By Monchamp Meldrum LLP [April 18, 2019]
The Supreme Court yesterday denied a petition for review and request for depublication of McCorkle Eastside Neighborhood Group v. City of St. Helena (2018) 31 Cal.App.5th 80 (see our previous post here). This affirms the First District Court of Appeal’s holding that discretionary design review of an otherwise permitted use is not subject to the California Environmental Quality Act (CEQA).
What’s caused California’s housing crisis? Could it be our cockamamie tax system?
San Francisco Chronicle
Peter Schrag [April 20, 2019]
California’s critical housing shortage — and the poverty and misery that come with it — are at last beginning to get the attention they deserve. But in the list of causes that get the blame — the California Environmental Quality Act, NIMBYism; redundant state and local regulations — and in the proffered remedies, one culprit is often overlooked: the powerful impact of Proposition 13.

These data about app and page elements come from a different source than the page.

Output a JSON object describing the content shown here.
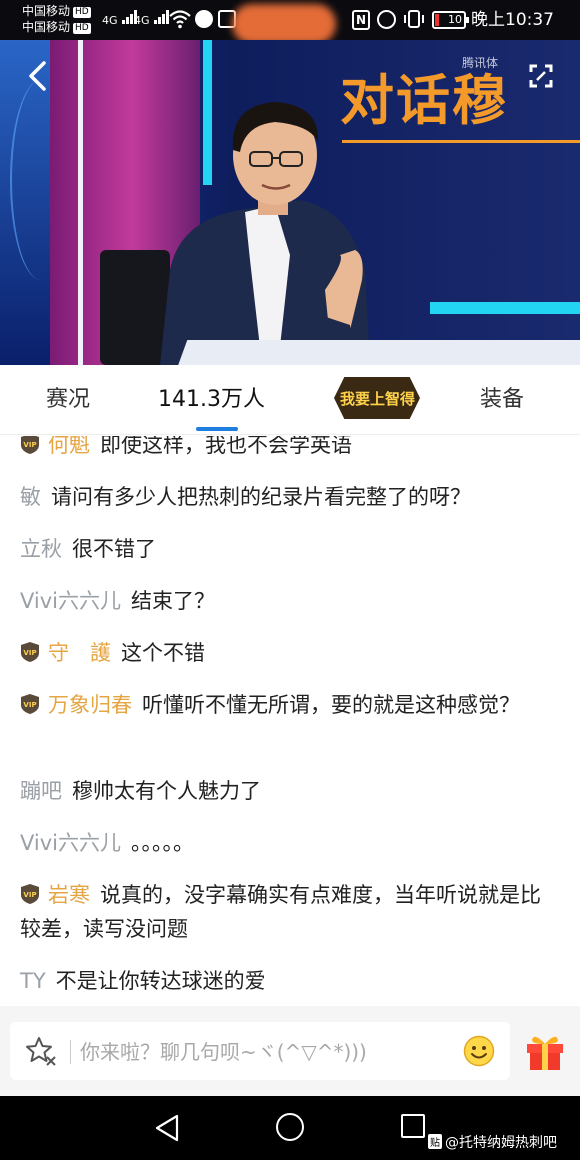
{
  "status_bar": {
    "carrier_1": "中国移动",
    "carrier_2": "中国移动",
    "hd_badge": "HD",
    "network_1": "4G",
    "network_2": "4G",
    "battery": "10",
    "time": "晚上10:37"
  },
  "video": {
    "title_overlay": "对话穆",
    "channel_logo": "腾讯体",
    "icons": [
      "back-icon",
      "expand-icon"
    ]
  },
  "tabs": {
    "status_label": "赛况",
    "viewers_label": "141.3万人",
    "promo_label": "我要上智得",
    "equipment_label": "装备",
    "active": "viewers"
  },
  "chat": {
    "messages": [
      {
        "name": "何魁",
        "vip": true,
        "text": "即使这样，我也不会学英语"
      },
      {
        "name": "敏",
        "vip": false,
        "text": "请问有多少人把热刺的纪录片看完整了的呀？"
      },
      {
        "name": "立秋",
        "vip": false,
        "text": "很不错了"
      },
      {
        "name": "Vivi六六儿",
        "vip": false,
        "text": "结束了？"
      },
      {
        "name": "守　護",
        "vip": true,
        "text": "这个不错"
      },
      {
        "name": "万象归春",
        "vip": true,
        "text": "听懂听不懂无所谓，要的就是这种感觉？"
      },
      {
        "name": "蹦吧",
        "vip": false,
        "text": "穆帅太有个人魅力了"
      },
      {
        "name": "Vivi六六儿",
        "vip": false,
        "text": "。。。。。"
      },
      {
        "name": "岩寒",
        "vip": true,
        "text": "说真的，没字幕确实有点难度，当年听说就是比较差，读写没问题"
      },
      {
        "name": "TY",
        "vip": false,
        "text": "不是让你转达球迷的爱"
      }
    ]
  },
  "input": {
    "placeholder": "你来啦？聊几句呗~ヾ(^▽^*)))",
    "value": ""
  },
  "nav": {
    "watermark_badge": "贴",
    "watermark": "@托特纳姆热刺吧"
  },
  "colors": {
    "accent_blue": "#1e7fe0",
    "vip_gold": "#e5a543",
    "username_gray": "#9aa0a6",
    "title_orange": "#f39a2a"
  }
}
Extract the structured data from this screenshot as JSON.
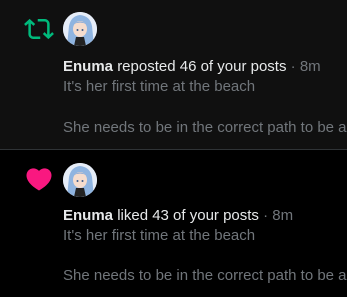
{
  "notifications": [
    {
      "icon": "repost-icon",
      "icon_color": "#00ba7c",
      "user": "Enuma",
      "action": "reposted 46 of your posts",
      "separator": "·",
      "time": "8m",
      "line1": "It's her first time at the beach",
      "line2": "She needs to be in the correct path to be a"
    },
    {
      "icon": "heart-icon",
      "icon_color": "#f91880",
      "user": "Enuma",
      "action": "liked 43 of your posts",
      "separator": "·",
      "time": "8m",
      "line1": "It's her first time at the beach",
      "line2": "She needs to be in the correct path to be a"
    }
  ]
}
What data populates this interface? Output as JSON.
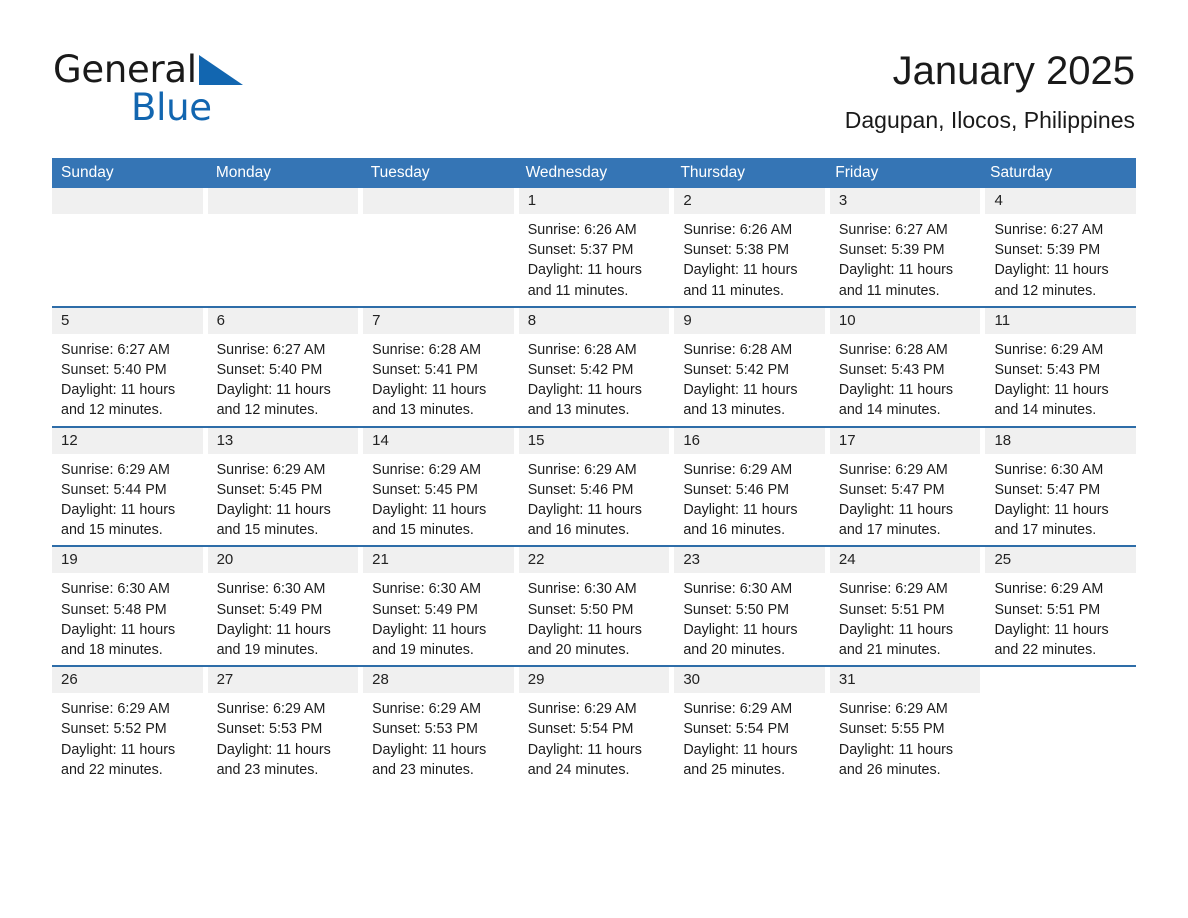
{
  "logo": {
    "text_primary": "General",
    "text_secondary": "Blue",
    "triangle_color": "#1266b0"
  },
  "header": {
    "title": "January 2025",
    "subtitle": "Dagupan, Ilocos, Philippines"
  },
  "theme": {
    "header_bg": "#3575b5",
    "header_text": "#ffffff",
    "row_rule": "#2e6da8",
    "daynum_bg": "#f0f0f0",
    "page_bg": "#ffffff"
  },
  "weekdays": [
    "Sunday",
    "Monday",
    "Tuesday",
    "Wednesday",
    "Thursday",
    "Friday",
    "Saturday"
  ],
  "weeks": [
    [
      {
        "day": "",
        "sunrise": "",
        "sunset": "",
        "daylight1": "",
        "daylight2": "",
        "state": "blank"
      },
      {
        "day": "",
        "sunrise": "",
        "sunset": "",
        "daylight1": "",
        "daylight2": "",
        "state": "blank"
      },
      {
        "day": "",
        "sunrise": "",
        "sunset": "",
        "daylight1": "",
        "daylight2": "",
        "state": "blank"
      },
      {
        "day": "1",
        "sunrise": "Sunrise: 6:26 AM",
        "sunset": "Sunset: 5:37 PM",
        "daylight1": "Daylight: 11 hours",
        "daylight2": "and 11 minutes.",
        "state": "filled"
      },
      {
        "day": "2",
        "sunrise": "Sunrise: 6:26 AM",
        "sunset": "Sunset: 5:38 PM",
        "daylight1": "Daylight: 11 hours",
        "daylight2": "and 11 minutes.",
        "state": "filled"
      },
      {
        "day": "3",
        "sunrise": "Sunrise: 6:27 AM",
        "sunset": "Sunset: 5:39 PM",
        "daylight1": "Daylight: 11 hours",
        "daylight2": "and 11 minutes.",
        "state": "filled"
      },
      {
        "day": "4",
        "sunrise": "Sunrise: 6:27 AM",
        "sunset": "Sunset: 5:39 PM",
        "daylight1": "Daylight: 11 hours",
        "daylight2": "and 12 minutes.",
        "state": "filled"
      }
    ],
    [
      {
        "day": "5",
        "sunrise": "Sunrise: 6:27 AM",
        "sunset": "Sunset: 5:40 PM",
        "daylight1": "Daylight: 11 hours",
        "daylight2": "and 12 minutes.",
        "state": "filled"
      },
      {
        "day": "6",
        "sunrise": "Sunrise: 6:27 AM",
        "sunset": "Sunset: 5:40 PM",
        "daylight1": "Daylight: 11 hours",
        "daylight2": "and 12 minutes.",
        "state": "filled"
      },
      {
        "day": "7",
        "sunrise": "Sunrise: 6:28 AM",
        "sunset": "Sunset: 5:41 PM",
        "daylight1": "Daylight: 11 hours",
        "daylight2": "and 13 minutes.",
        "state": "filled"
      },
      {
        "day": "8",
        "sunrise": "Sunrise: 6:28 AM",
        "sunset": "Sunset: 5:42 PM",
        "daylight1": "Daylight: 11 hours",
        "daylight2": "and 13 minutes.",
        "state": "filled"
      },
      {
        "day": "9",
        "sunrise": "Sunrise: 6:28 AM",
        "sunset": "Sunset: 5:42 PM",
        "daylight1": "Daylight: 11 hours",
        "daylight2": "and 13 minutes.",
        "state": "filled"
      },
      {
        "day": "10",
        "sunrise": "Sunrise: 6:28 AM",
        "sunset": "Sunset: 5:43 PM",
        "daylight1": "Daylight: 11 hours",
        "daylight2": "and 14 minutes.",
        "state": "filled"
      },
      {
        "day": "11",
        "sunrise": "Sunrise: 6:29 AM",
        "sunset": "Sunset: 5:43 PM",
        "daylight1": "Daylight: 11 hours",
        "daylight2": "and 14 minutes.",
        "state": "filled"
      }
    ],
    [
      {
        "day": "12",
        "sunrise": "Sunrise: 6:29 AM",
        "sunset": "Sunset: 5:44 PM",
        "daylight1": "Daylight: 11 hours",
        "daylight2": "and 15 minutes.",
        "state": "filled"
      },
      {
        "day": "13",
        "sunrise": "Sunrise: 6:29 AM",
        "sunset": "Sunset: 5:45 PM",
        "daylight1": "Daylight: 11 hours",
        "daylight2": "and 15 minutes.",
        "state": "filled"
      },
      {
        "day": "14",
        "sunrise": "Sunrise: 6:29 AM",
        "sunset": "Sunset: 5:45 PM",
        "daylight1": "Daylight: 11 hours",
        "daylight2": "and 15 minutes.",
        "state": "filled"
      },
      {
        "day": "15",
        "sunrise": "Sunrise: 6:29 AM",
        "sunset": "Sunset: 5:46 PM",
        "daylight1": "Daylight: 11 hours",
        "daylight2": "and 16 minutes.",
        "state": "filled"
      },
      {
        "day": "16",
        "sunrise": "Sunrise: 6:29 AM",
        "sunset": "Sunset: 5:46 PM",
        "daylight1": "Daylight: 11 hours",
        "daylight2": "and 16 minutes.",
        "state": "filled"
      },
      {
        "day": "17",
        "sunrise": "Sunrise: 6:29 AM",
        "sunset": "Sunset: 5:47 PM",
        "daylight1": "Daylight: 11 hours",
        "daylight2": "and 17 minutes.",
        "state": "filled"
      },
      {
        "day": "18",
        "sunrise": "Sunrise: 6:30 AM",
        "sunset": "Sunset: 5:47 PM",
        "daylight1": "Daylight: 11 hours",
        "daylight2": "and 17 minutes.",
        "state": "filled"
      }
    ],
    [
      {
        "day": "19",
        "sunrise": "Sunrise: 6:30 AM",
        "sunset": "Sunset: 5:48 PM",
        "daylight1": "Daylight: 11 hours",
        "daylight2": "and 18 minutes.",
        "state": "filled"
      },
      {
        "day": "20",
        "sunrise": "Sunrise: 6:30 AM",
        "sunset": "Sunset: 5:49 PM",
        "daylight1": "Daylight: 11 hours",
        "daylight2": "and 19 minutes.",
        "state": "filled"
      },
      {
        "day": "21",
        "sunrise": "Sunrise: 6:30 AM",
        "sunset": "Sunset: 5:49 PM",
        "daylight1": "Daylight: 11 hours",
        "daylight2": "and 19 minutes.",
        "state": "filled"
      },
      {
        "day": "22",
        "sunrise": "Sunrise: 6:30 AM",
        "sunset": "Sunset: 5:50 PM",
        "daylight1": "Daylight: 11 hours",
        "daylight2": "and 20 minutes.",
        "state": "filled"
      },
      {
        "day": "23",
        "sunrise": "Sunrise: 6:30 AM",
        "sunset": "Sunset: 5:50 PM",
        "daylight1": "Daylight: 11 hours",
        "daylight2": "and 20 minutes.",
        "state": "filled"
      },
      {
        "day": "24",
        "sunrise": "Sunrise: 6:29 AM",
        "sunset": "Sunset: 5:51 PM",
        "daylight1": "Daylight: 11 hours",
        "daylight2": "and 21 minutes.",
        "state": "filled"
      },
      {
        "day": "25",
        "sunrise": "Sunrise: 6:29 AM",
        "sunset": "Sunset: 5:51 PM",
        "daylight1": "Daylight: 11 hours",
        "daylight2": "and 22 minutes.",
        "state": "filled"
      }
    ],
    [
      {
        "day": "26",
        "sunrise": "Sunrise: 6:29 AM",
        "sunset": "Sunset: 5:52 PM",
        "daylight1": "Daylight: 11 hours",
        "daylight2": "and 22 minutes.",
        "state": "filled"
      },
      {
        "day": "27",
        "sunrise": "Sunrise: 6:29 AM",
        "sunset": "Sunset: 5:53 PM",
        "daylight1": "Daylight: 11 hours",
        "daylight2": "and 23 minutes.",
        "state": "filled"
      },
      {
        "day": "28",
        "sunrise": "Sunrise: 6:29 AM",
        "sunset": "Sunset: 5:53 PM",
        "daylight1": "Daylight: 11 hours",
        "daylight2": "and 23 minutes.",
        "state": "filled"
      },
      {
        "day": "29",
        "sunrise": "Sunrise: 6:29 AM",
        "sunset": "Sunset: 5:54 PM",
        "daylight1": "Daylight: 11 hours",
        "daylight2": "and 24 minutes.",
        "state": "filled"
      },
      {
        "day": "30",
        "sunrise": "Sunrise: 6:29 AM",
        "sunset": "Sunset: 5:54 PM",
        "daylight1": "Daylight: 11 hours",
        "daylight2": "and 25 minutes.",
        "state": "filled"
      },
      {
        "day": "31",
        "sunrise": "Sunrise: 6:29 AM",
        "sunset": "Sunset: 5:55 PM",
        "daylight1": "Daylight: 11 hours",
        "daylight2": "and 26 minutes.",
        "state": "filled"
      },
      {
        "day": "",
        "sunrise": "",
        "sunset": "",
        "daylight1": "",
        "daylight2": "",
        "state": "void"
      }
    ]
  ]
}
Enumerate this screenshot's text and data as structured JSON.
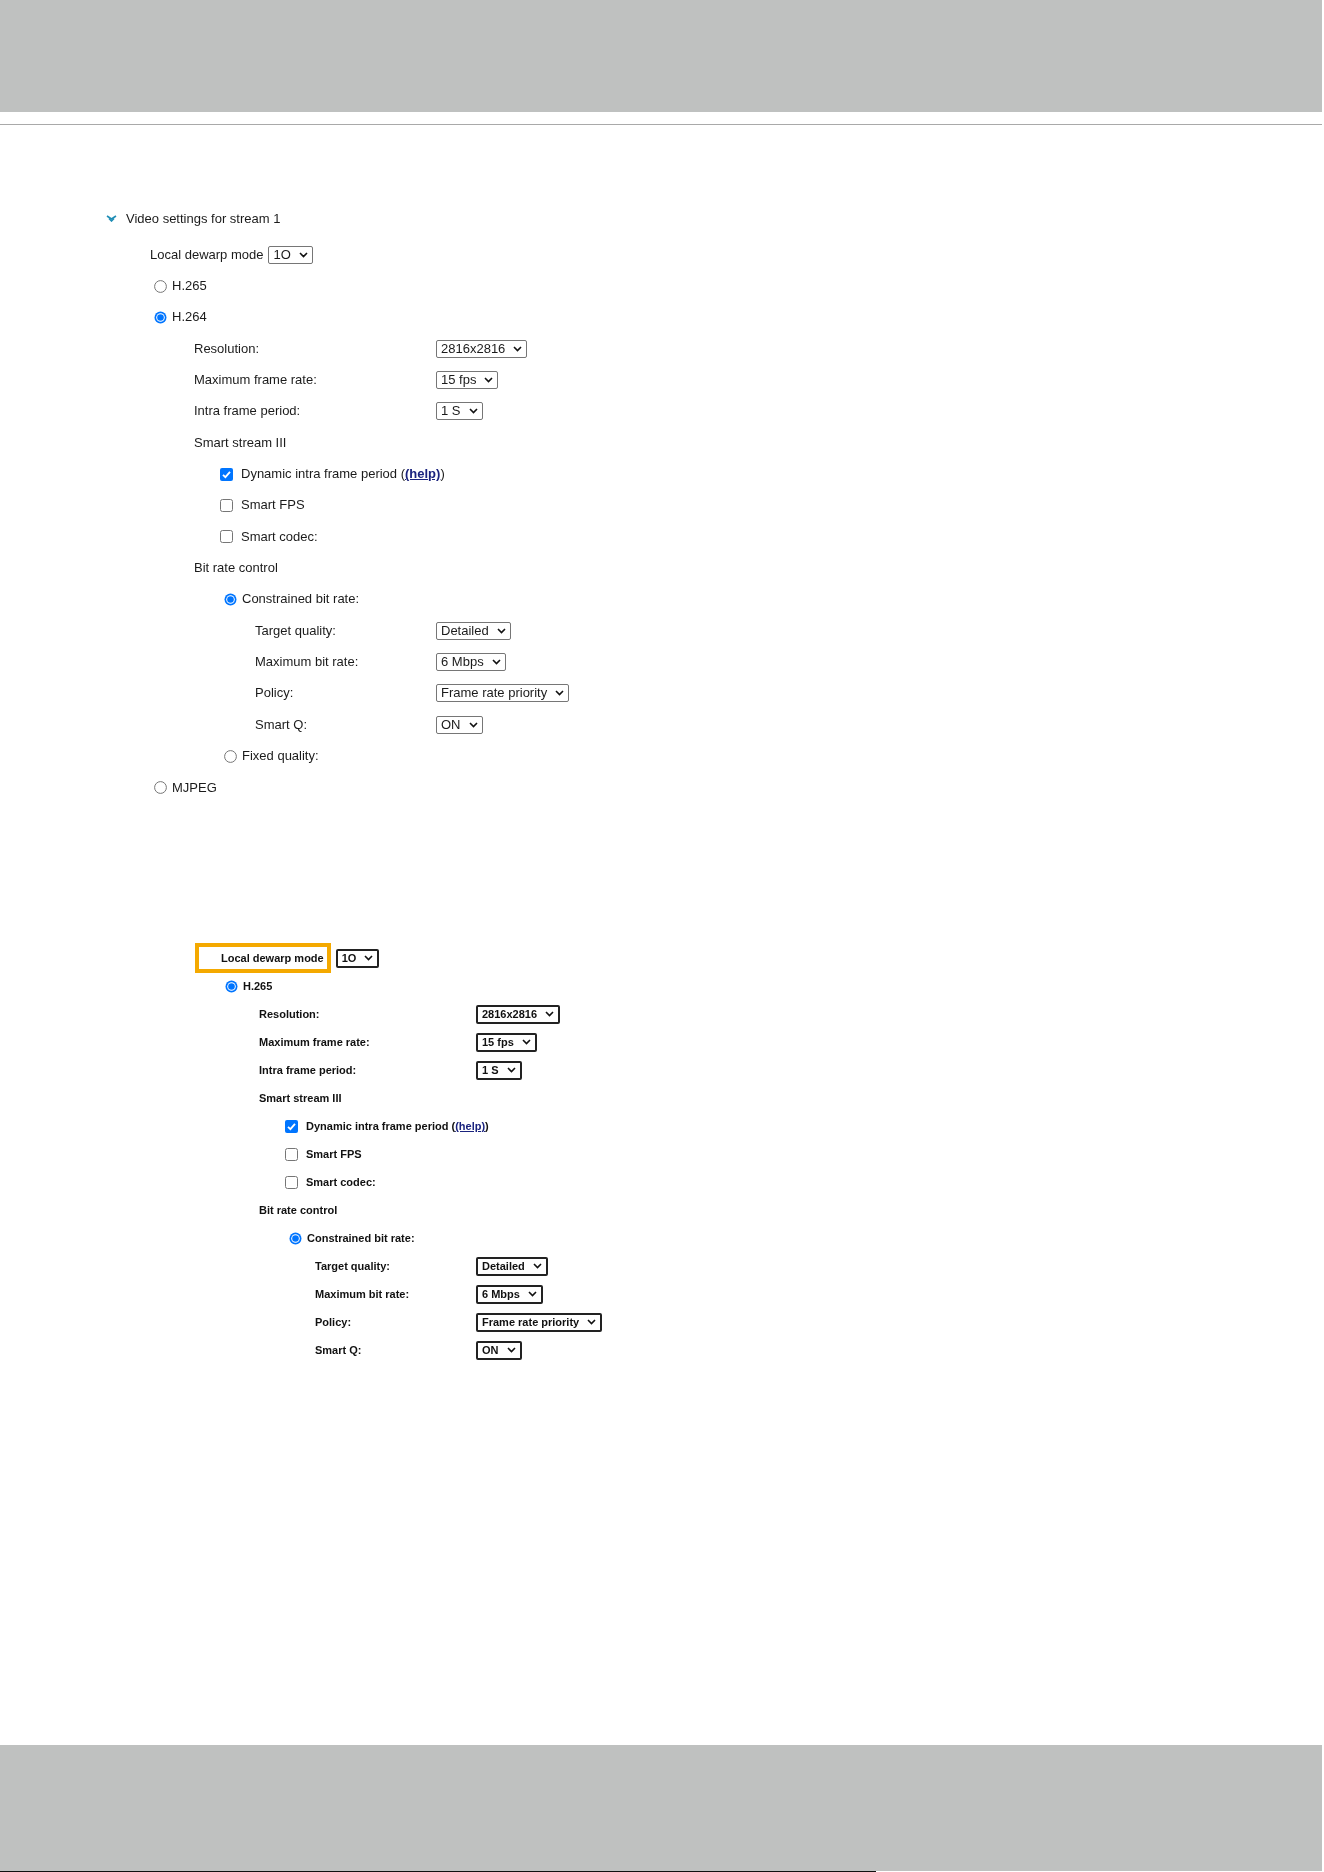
{
  "section": {
    "title": "Video settings for stream 1",
    "expanded": true
  },
  "settings": {
    "rows": [
      {
        "kind": "select",
        "label": "Local dewarp mode",
        "value": "1O",
        "highlighted": false
      },
      {
        "kind": "radio",
        "label": "H.265",
        "selected": false
      },
      {
        "kind": "radio",
        "label": "H.264",
        "selected": true,
        "children": [
          {
            "kind": "field",
            "label": "Resolution:",
            "value": "2816x2816"
          },
          {
            "kind": "field",
            "label": "Maximum frame rate:",
            "value": "15 fps"
          },
          {
            "kind": "field",
            "label": "Intra frame period:",
            "value": "1 S"
          },
          {
            "kind": "heading",
            "label": "Smart stream III",
            "children": [
              {
                "kind": "checkbox",
                "label": "Dynamic intra frame period (",
                "link": "(help)",
                "label_end": ")",
                "checked": true
              },
              {
                "kind": "checkbox",
                "label": "Smart FPS",
                "checked": false
              },
              {
                "kind": "checkbox",
                "label": "Smart codec:",
                "checked": false
              }
            ]
          },
          {
            "kind": "heading",
            "label": "Bit rate control",
            "children": [
              {
                "kind": "radio",
                "label": "Constrained bit rate:",
                "selected": true,
                "children": [
                  {
                    "kind": "field",
                    "label": "Target quality:",
                    "value": "Detailed"
                  },
                  {
                    "kind": "field",
                    "label": "Maximum bit rate:",
                    "value": "6 Mbps"
                  },
                  {
                    "kind": "field",
                    "label": "Policy:",
                    "value": "Frame rate priority"
                  },
                  {
                    "kind": "field",
                    "label": "Smart Q:",
                    "value": "ON"
                  }
                ]
              },
              {
                "kind": "radio",
                "label": "Fixed quality:",
                "selected": false
              }
            ]
          }
        ]
      },
      {
        "kind": "radio",
        "label": "MJPEG",
        "selected": false
      }
    ]
  },
  "screenshot": {
    "rows": [
      {
        "kind": "select",
        "label": "Local dewarp mode",
        "value": "1O",
        "highlighted": true
      },
      {
        "kind": "radio",
        "label": "H.265",
        "selected": true,
        "children": [
          {
            "kind": "field",
            "label": "Resolution:",
            "value": "2816x2816"
          },
          {
            "kind": "field",
            "label": "Maximum frame rate:",
            "value": "15 fps"
          },
          {
            "kind": "field",
            "label": "Intra frame period:",
            "value": "1 S"
          },
          {
            "kind": "heading",
            "label": "Smart stream III",
            "children": [
              {
                "kind": "checkbox",
                "label": "Dynamic intra frame period (",
                "link": "(help)",
                "label_end": ")",
                "checked": true
              },
              {
                "kind": "checkbox",
                "label": "Smart FPS",
                "checked": false
              },
              {
                "kind": "checkbox",
                "label": "Smart codec:",
                "checked": false
              }
            ]
          },
          {
            "kind": "heading",
            "label": "Bit rate control",
            "children": [
              {
                "kind": "radio",
                "label": "Constrained bit rate:",
                "selected": true,
                "children": [
                  {
                    "kind": "field",
                    "label": "Target quality:",
                    "value": "Detailed"
                  },
                  {
                    "kind": "field",
                    "label": "Maximum bit rate:",
                    "value": "6 Mbps"
                  },
                  {
                    "kind": "field",
                    "label": "Policy:",
                    "value": "Frame rate priority"
                  },
                  {
                    "kind": "field",
                    "label": "Smart Q:",
                    "value": "ON"
                  }
                ]
              }
            ]
          }
        ]
      }
    ]
  }
}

Bay Area paradox: We need housing, but we don’t want to build faster
BAY AREA NEWS GROUP
By Louis Hansen [April 22, 2019]
Chronic lawsuits against new Bay Area housing developments. Loud, angry protests against pro-growth legislators and mayors.
If the Bay Area has an all-season contact sport, it’s the recurring NIMBY fights against housing construction.
And although almost everyone agrees housing prices are too high, few want to see faster development to tackle the problem, according to a recent Bay Area poll for the Silicon Valley Leadership Group and this news organization.